TASK OBJECTIVE: Copy out each line of the material in which the word "Measures" appears.

INPUT DATA:
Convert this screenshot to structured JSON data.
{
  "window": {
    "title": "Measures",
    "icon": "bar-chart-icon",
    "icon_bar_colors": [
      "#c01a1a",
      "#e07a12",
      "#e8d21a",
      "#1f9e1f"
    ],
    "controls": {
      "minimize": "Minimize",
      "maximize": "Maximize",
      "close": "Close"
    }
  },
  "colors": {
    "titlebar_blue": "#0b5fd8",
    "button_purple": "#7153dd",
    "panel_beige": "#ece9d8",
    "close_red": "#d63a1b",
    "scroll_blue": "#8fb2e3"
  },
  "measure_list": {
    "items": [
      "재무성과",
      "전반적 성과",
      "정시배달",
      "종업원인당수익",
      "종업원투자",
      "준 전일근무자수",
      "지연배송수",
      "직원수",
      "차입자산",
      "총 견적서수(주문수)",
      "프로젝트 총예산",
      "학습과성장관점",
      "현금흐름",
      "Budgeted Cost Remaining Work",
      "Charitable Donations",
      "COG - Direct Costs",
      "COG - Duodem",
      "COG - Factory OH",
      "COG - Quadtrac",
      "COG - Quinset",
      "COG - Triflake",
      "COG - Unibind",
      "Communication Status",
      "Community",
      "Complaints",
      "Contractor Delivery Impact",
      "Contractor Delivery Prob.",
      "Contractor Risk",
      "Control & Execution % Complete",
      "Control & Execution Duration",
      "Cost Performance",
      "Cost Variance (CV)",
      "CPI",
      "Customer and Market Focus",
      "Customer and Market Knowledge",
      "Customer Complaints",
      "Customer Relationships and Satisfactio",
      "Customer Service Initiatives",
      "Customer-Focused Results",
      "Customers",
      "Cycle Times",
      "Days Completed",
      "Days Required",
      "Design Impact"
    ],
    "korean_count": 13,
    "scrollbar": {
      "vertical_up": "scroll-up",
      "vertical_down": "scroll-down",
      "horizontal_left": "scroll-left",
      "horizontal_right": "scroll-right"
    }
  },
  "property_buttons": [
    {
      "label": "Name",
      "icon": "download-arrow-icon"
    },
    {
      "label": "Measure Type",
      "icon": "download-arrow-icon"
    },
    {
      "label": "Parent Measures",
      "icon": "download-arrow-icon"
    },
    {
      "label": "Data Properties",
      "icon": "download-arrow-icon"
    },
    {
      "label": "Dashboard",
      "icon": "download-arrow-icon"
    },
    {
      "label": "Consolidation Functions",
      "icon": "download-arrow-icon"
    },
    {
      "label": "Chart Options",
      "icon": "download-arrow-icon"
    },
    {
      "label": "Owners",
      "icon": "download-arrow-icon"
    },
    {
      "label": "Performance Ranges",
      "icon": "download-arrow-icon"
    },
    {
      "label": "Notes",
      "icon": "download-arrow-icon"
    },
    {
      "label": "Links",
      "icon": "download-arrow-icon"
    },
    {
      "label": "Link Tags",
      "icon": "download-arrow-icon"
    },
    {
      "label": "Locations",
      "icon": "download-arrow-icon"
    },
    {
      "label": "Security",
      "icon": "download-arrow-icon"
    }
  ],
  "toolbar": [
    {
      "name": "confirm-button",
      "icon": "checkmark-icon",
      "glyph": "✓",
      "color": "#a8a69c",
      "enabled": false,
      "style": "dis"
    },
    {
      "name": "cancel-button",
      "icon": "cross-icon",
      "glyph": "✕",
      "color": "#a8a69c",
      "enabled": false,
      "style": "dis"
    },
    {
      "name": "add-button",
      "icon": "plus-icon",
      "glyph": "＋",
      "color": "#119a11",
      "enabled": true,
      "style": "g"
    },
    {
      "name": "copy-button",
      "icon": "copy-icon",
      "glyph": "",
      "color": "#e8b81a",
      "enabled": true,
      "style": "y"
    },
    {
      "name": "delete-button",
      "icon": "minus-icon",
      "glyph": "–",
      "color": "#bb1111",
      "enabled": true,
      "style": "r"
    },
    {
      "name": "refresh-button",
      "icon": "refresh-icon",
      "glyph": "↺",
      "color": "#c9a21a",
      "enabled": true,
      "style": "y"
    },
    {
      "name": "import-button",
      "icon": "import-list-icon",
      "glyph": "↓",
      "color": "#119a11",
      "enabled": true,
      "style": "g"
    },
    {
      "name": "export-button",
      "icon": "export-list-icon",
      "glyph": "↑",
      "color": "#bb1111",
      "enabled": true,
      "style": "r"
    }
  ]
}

RESPONSE TO THE TASK:
    "title": "Measures",
      "label": "Parent Measures",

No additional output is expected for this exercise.